*** Opening of Provided records ***

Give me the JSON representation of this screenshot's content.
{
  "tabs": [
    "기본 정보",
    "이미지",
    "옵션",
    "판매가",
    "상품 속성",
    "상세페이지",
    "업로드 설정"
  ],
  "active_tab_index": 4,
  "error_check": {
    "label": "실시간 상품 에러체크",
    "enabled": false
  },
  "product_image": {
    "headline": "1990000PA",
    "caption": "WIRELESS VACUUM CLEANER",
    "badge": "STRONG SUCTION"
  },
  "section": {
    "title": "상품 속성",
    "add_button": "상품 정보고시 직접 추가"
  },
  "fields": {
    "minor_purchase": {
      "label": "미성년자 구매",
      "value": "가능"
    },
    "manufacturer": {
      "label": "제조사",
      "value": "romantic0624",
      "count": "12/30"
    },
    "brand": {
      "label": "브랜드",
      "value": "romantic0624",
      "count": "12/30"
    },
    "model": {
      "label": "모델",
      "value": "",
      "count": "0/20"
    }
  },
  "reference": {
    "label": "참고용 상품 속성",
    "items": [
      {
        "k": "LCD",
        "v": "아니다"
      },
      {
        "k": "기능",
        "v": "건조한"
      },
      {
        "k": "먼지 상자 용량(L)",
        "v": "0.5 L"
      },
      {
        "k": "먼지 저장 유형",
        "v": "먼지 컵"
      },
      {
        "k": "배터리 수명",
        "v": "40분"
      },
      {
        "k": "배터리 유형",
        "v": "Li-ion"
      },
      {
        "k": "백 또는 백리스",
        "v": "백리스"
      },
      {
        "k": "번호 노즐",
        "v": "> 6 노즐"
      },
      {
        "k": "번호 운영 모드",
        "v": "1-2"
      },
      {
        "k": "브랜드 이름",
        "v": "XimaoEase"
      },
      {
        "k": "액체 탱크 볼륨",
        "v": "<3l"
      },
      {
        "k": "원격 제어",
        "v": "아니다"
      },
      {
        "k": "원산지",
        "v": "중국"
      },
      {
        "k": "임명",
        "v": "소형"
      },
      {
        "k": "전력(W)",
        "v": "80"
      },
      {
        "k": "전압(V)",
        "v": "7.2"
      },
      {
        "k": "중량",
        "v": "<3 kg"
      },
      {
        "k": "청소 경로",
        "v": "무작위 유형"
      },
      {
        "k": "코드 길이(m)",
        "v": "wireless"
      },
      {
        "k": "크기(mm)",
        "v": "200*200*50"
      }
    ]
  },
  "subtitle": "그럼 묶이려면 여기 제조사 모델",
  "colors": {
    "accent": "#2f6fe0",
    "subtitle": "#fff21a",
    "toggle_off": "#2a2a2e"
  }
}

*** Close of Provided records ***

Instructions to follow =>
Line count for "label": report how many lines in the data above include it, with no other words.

Response =>
6